Setting the direction
To understand what design ideas would be most feasible and have the highest impact, we created a short-list of 40 ideas of possible solutions based on 10 of our top findings. We then asked our client to map these ideas to an impact vs. feasibility matrix while explaining their rationale.
Testing Our Early Visions
To validate the need for certain features, we created storyboards and shared them with providers and patients to get their quick reactions, as well as trigger deeper conversations about their needs.
We used generative role-play to brainstorm what tablet interactions might be effective and engaging in the context of a hospital space.
Next, we tested our best interface ideas with patients and providers using paper prototypes to discover which interactions they found most effective and engaging.
After selecting the most effective interaction base, we created semi-functional wireframes and tested how usable patients found each screen.
Wizard of Oz
We worked in the backend to manually simulate and test features that weren’t yet functional, but that we intended to include in our final design.
Synthesizing our testing findings from previous design iterations, we created a functional prototype with high-fidelity visuals. We observed how patients used it, both at the hospital and at home, to test the usability and look and feel.

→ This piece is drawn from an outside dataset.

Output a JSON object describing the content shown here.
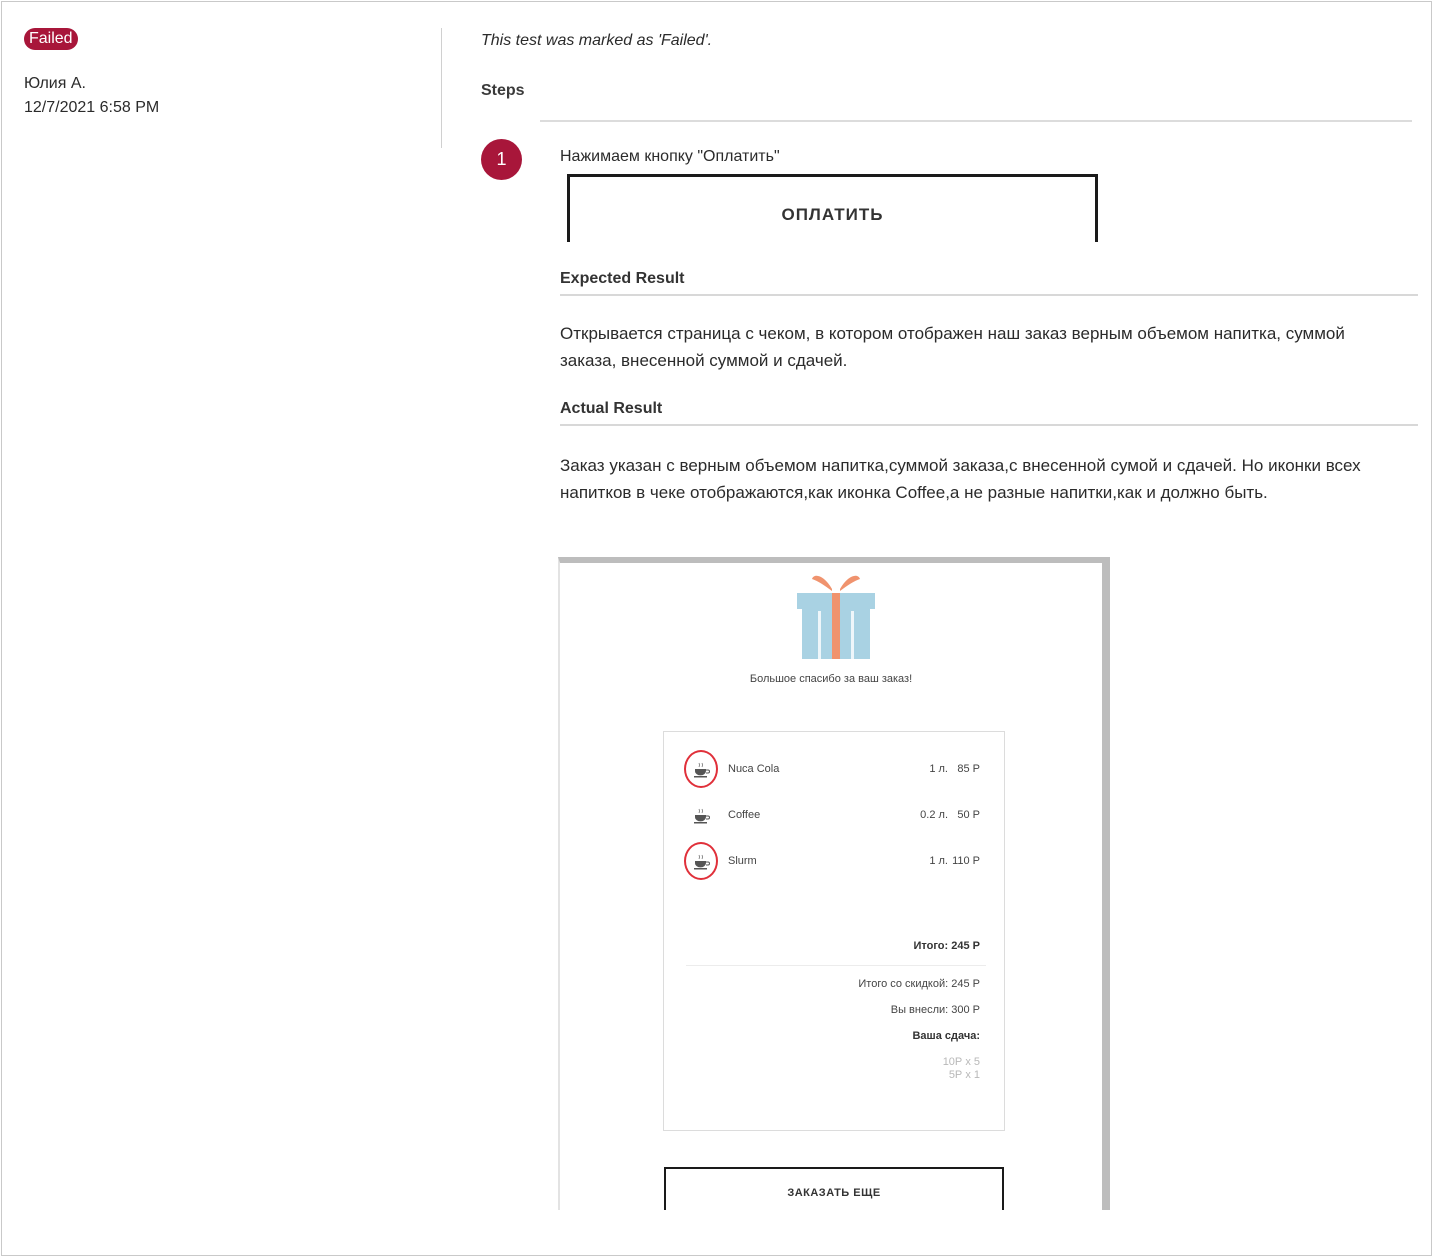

- a 3-minute concept video
- a high-fidelity, interactive prototype
- a web-based, functional prototype
- a 40-page research report
- a 40-page design report

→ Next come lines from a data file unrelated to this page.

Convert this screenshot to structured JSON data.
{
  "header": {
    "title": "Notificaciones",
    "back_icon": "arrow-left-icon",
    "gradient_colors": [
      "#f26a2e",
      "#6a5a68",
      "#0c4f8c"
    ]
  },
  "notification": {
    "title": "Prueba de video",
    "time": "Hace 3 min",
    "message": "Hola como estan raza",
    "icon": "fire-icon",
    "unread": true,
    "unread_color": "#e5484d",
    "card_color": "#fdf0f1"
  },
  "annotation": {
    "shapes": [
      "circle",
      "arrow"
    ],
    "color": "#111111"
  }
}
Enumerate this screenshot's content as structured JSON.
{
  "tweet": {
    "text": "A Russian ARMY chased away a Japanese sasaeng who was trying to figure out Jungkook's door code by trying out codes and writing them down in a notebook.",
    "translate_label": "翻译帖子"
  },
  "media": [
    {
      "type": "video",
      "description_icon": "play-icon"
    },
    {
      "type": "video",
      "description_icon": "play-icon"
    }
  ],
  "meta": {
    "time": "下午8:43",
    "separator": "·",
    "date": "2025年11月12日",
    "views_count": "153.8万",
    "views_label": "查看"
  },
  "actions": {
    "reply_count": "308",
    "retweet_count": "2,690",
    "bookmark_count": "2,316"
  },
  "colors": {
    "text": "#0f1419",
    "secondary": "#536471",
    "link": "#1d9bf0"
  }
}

- 2 × 40-minute presentations
Piloting at the Hospital
Within our scope and timeframe, we weren’t able to pilot our solution at the hospital. Before implementing our solution, we strongly recommend that UPMC conduct a pilot within the app’s intended environment of use. The pilot should include a sample of patients using OnTrack, and a control group. The effectiveness of OnTrack should be evaluated along the following metrics:
Does OnTrack reduce miscommunication, helping patients, caregivers, and hospital staff coordinate better?
Will OnTrack account for all of the staff’s logistical challenges, or should some revisions be made?
Do hospital staff continue to use the inpatient component of OnTrack through the entire length of the pilot? Do patients continue to use the outpatient component of OnTrack for the entire 30- days after discharge?
Are patients using the inpatient and outpatient components of OnTrack more likely to adhere to their care instructions than the control group?
Are patients using OnTrack less likely to be readmitted within 30 days than the control group?
“This application is engaging because it shows interest in me as an individual. These are things about me the hospital should know, and they don’t ask those questions now.” —Mary, Heart Failure Patient
“This is fun! It’s like playing solitaire or bingo!” —Dora, Diabetes Patient
“I think this would be awesome. Especially for someone who is new to medicine, just had a heart attack or something. It would help caregivers, nursing home staff, or a patient who lives alone to have the most important instructions sectioned out and easy to read like this.” —Caregiver
Anna has a background in English, Philosophy and UX Design. Within the field of user-centered design, she aspires to empower people and improve their daily lives.
Diya has a background in Industrial Design and UX Design. She views user-centered service design systems as a means of introducing positive social change.
Jay does UX design, prototyping, and web development. He endeavors to serve and empower people through the effective design of technology.
Mike has over 10 years of industry experience in interaction design and UX research. He enjoys difficult problems and exploring new design spaces.
With a background in Design and Psychology, Tina has worked in the digital space for over 10 years. She enjoys finding elegant solutions for complex problems, and sees herself as an advocate for the user.